Your objective
Return every record below exactly; leave out the images.

((

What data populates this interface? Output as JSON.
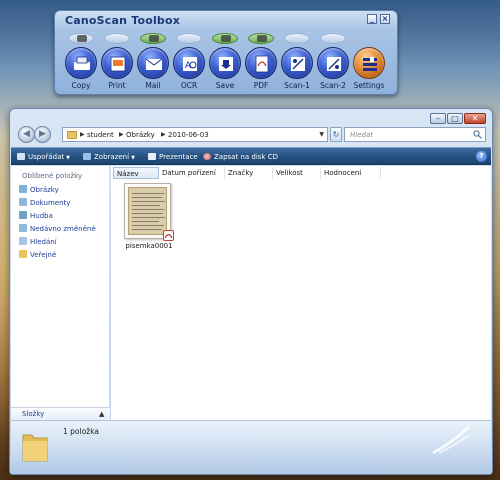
{
  "toolbox": {
    "title": "CanoScan Toolbox",
    "minimize_symbol": "_",
    "close_symbol": "×",
    "buttons": [
      {
        "label": "Copy",
        "icon": "copy-icon",
        "active": false
      },
      {
        "label": "Print",
        "icon": "print-icon",
        "active": false
      },
      {
        "label": "Mail",
        "icon": "mail-icon",
        "active": false
      },
      {
        "label": "OCR",
        "icon": "ocr-icon",
        "active": false
      },
      {
        "label": "Save",
        "icon": "save-icon",
        "active": true
      },
      {
        "label": "PDF",
        "icon": "pdf-icon",
        "active": true
      },
      {
        "label": "Scan-1",
        "icon": "scan-icon",
        "active": false
      },
      {
        "label": "Scan-2",
        "icon": "scan-icon",
        "active": false
      },
      {
        "label": "Settings",
        "icon": "settings-icon",
        "active": false
      }
    ]
  },
  "explorer": {
    "breadcrumb": [
      "student",
      "Obrázky",
      "2010-06-03"
    ],
    "search_placeholder": "Hledat",
    "commands": {
      "organize": "Uspořádat",
      "views": "Zobrazení",
      "slideshow": "Prezentace",
      "burn": "Zapsat na disk CD"
    },
    "nav": {
      "favorites_heading": "Oblíbené položky",
      "items": [
        "Obrázky",
        "Dokumenty",
        "Hudba",
        "Nedávno změněné",
        "Hledání",
        "Veřejné"
      ],
      "folders_label": "Složky"
    },
    "columns": [
      "Název",
      "Datum pořízení",
      "Značky",
      "Velikost",
      "Hodnocení"
    ],
    "files": [
      {
        "name": "pisemka0001"
      }
    ],
    "status": "1 položka"
  },
  "colors": {
    "toolbox_title": "#1b3b78",
    "command_bar": "#24507e",
    "nav_link": "#1e3f9a"
  }
}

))

Task solution
What data populates this interface? Output as JSON.
{
  "toolbox": {
    "title": "CanoScan Toolbox",
    "minimize_symbol": "_",
    "close_symbol": "×",
    "buttons": [
      {
        "label": "Copy",
        "icon": "copy-icon",
        "active": false
      },
      {
        "label": "Print",
        "icon": "print-icon",
        "active": false
      },
      {
        "label": "Mail",
        "icon": "mail-icon",
        "active": false
      },
      {
        "label": "OCR",
        "icon": "ocr-icon",
        "active": false
      },
      {
        "label": "Save",
        "icon": "save-icon",
        "active": true
      },
      {
        "label": "PDF",
        "icon": "pdf-icon",
        "active": true
      },
      {
        "label": "Scan-1",
        "icon": "scan-icon",
        "active": false
      },
      {
        "label": "Scan-2",
        "icon": "scan-icon",
        "active": false
      },
      {
        "label": "Settings",
        "icon": "settings-icon",
        "active": false
      }
    ]
  },
  "explorer": {
    "breadcrumb": [
      "student",
      "Obrázky",
      "2010-06-03"
    ],
    "search_placeholder": "Hledat",
    "commands": {
      "organize": "Uspořádat",
      "views": "Zobrazení",
      "slideshow": "Prezentace",
      "burn": "Zapsat na disk CD"
    },
    "nav": {
      "favorites_heading": "Oblíbené položky",
      "items": [
        "Obrázky",
        "Dokumenty",
        "Hudba",
        "Nedávno změněné",
        "Hledání",
        "Veřejné"
      ],
      "folders_label": "Složky"
    },
    "columns": [
      "Název",
      "Datum pořízení",
      "Značky",
      "Velikost",
      "Hodnocení"
    ],
    "files": [
      {
        "name": "pisemka0001"
      }
    ],
    "status": "1 položka"
  },
  "colors": {
    "toolbox_title": "#1b3b78",
    "command_bar": "#24507e",
    "nav_link": "#1e3f9a"
  }
}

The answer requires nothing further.